It turns out there is a feral peacock invasion in my part of Australia. I, myself, spotted one on a recent drive thus nullifying the possibility that the invasion might be fake news. The feral peacock I spotted was perched atop a wooden sign with its feathers in full plume. Proof that it is feral should be apparent from the fact that I’ve never once seen a domesticated peacock out of doors without a leash and an owner.
So what is a person to do about feral peacock invasions? Humanely euthanize them, so says the local government. But not if the lady on the front of this card has anything to say about it. It turns out if your spirit animal is in danger of being euthanized, you have a moral duty to defend it (as is evident from the woman’s regal dunce hat). So I deport her to your care. All of Australia (local government and select neighbors excluded) is counting on you. I pray that peacocks fair better in your wet and drizzled land.
I digress for a moment and return to the moment of my feral peacock sighting, which was, it must be admitted, a highlight of my recent sojourn out of the house. I must confess to you, dear friend, that the peacock I spotted in the wild was so spectacular I felt unworthy of continuing to claim it as my spirit animal. If I am honest, my spirit animal might be more akin to a crow–something completely ordinary, slightly unnerving, and overpopulated but in the unpopular way (which is to say they won’t query the public before they decide to put me down for being a public nuisance). End digression.
At this point, you might be minutely analyzing the card that is now in your position in the search for distraction from the cruel reality of peacock exterminations. As you read the text printed on the back of the card, you surely will have noticed the copyright on the back of this card pointing out that Norm Lindsay inked the front displayed image in 1929. You might, then, quite naturally be wondering why peacocks needed such a fierce protectress in Australia 89 years ago. Was Norm a prophet or have I accidentally stumbled upon the first signs of a mass cover-up of Australia’s long history of peacock genocide? The answer can be both.
The silent war against peacocks has been real for a very long time in this country. I use Norm’s drawing as evidence but I am sure if I were to dig just beneath the surface of this continent’s nutrient poor dirt, I would find the charred remains of peacock feathers staring back at me. Australia, after all, is a country that sees you from below. I might be the first person, other than Norm (who is now dead) to shed light on this story and for that I fear for my safety and my visa status.

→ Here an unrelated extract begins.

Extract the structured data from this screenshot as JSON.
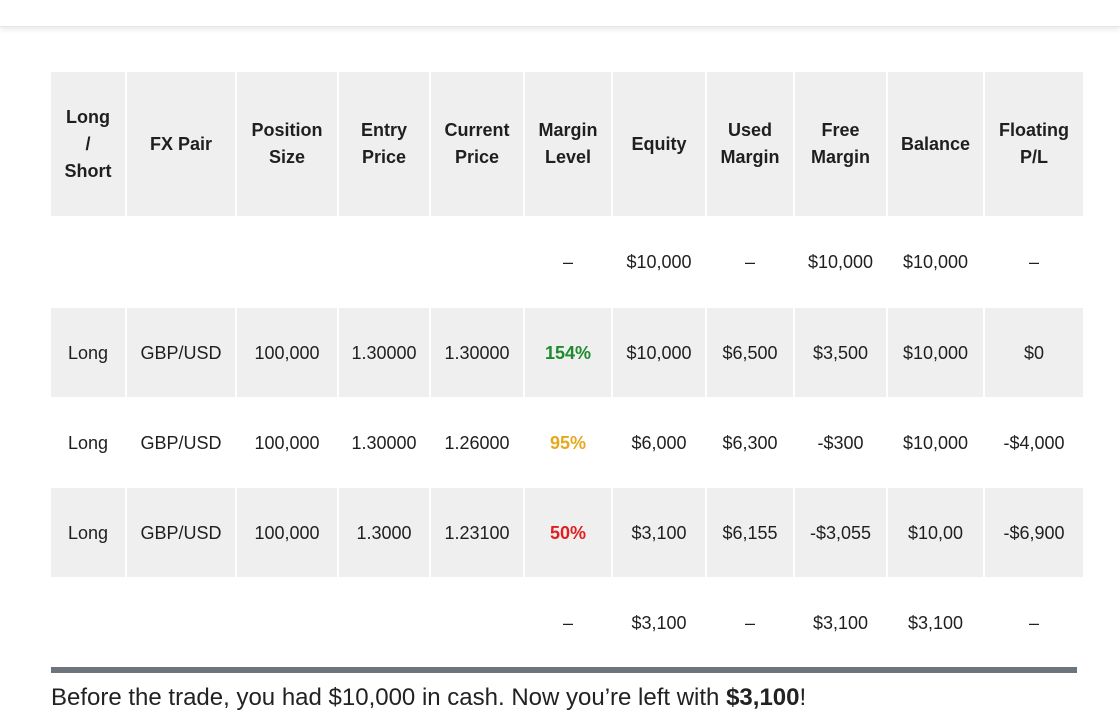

In conclusion, if you remember me for anything, dear friend, let it be for exposing Australian peacockery.
The crow caws loudest before it is hunted. Ca caw.
Yours in trust and gratitude.